Work request –
Filter the material below so that only lines containing "battery" remain.

Start of Block

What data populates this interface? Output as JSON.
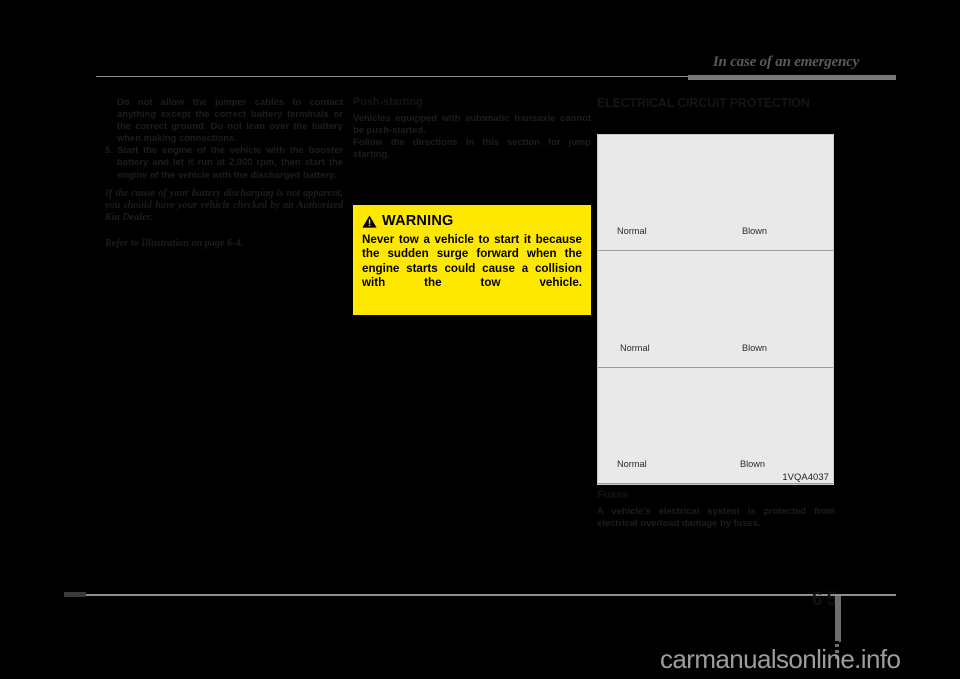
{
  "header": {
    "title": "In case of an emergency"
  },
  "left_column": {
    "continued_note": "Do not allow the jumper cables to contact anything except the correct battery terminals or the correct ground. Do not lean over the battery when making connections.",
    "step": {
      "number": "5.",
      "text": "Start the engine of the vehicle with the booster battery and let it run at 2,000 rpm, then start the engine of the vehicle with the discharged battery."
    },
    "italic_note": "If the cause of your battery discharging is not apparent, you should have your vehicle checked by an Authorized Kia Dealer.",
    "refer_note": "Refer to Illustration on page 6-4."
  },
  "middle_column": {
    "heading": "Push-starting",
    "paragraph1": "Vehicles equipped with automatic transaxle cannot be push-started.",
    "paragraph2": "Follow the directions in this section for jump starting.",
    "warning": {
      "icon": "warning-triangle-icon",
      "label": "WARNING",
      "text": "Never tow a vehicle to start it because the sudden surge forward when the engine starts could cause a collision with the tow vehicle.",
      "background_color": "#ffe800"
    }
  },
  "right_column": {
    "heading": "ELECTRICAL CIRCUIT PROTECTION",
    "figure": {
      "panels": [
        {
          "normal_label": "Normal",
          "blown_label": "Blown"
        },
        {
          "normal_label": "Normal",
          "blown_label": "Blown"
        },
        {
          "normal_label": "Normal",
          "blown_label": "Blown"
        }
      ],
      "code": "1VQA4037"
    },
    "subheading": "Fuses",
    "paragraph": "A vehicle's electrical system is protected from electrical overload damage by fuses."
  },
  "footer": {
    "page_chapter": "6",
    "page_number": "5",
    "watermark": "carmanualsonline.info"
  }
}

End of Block

Task response –
    "continued_note": "Do not allow the jumper cables to contact anything except the correct battery terminals or the correct ground. Do not lean over the battery when making connections.",
      "text": "Start the engine of the vehicle with the booster battery and let it run at 2,000 rpm, then start the engine of the vehicle with the discharged battery."
    "italic_note": "If the cause of your battery discharging is not apparent, you should have your vehicle checked by an Authorized Kia Dealer.",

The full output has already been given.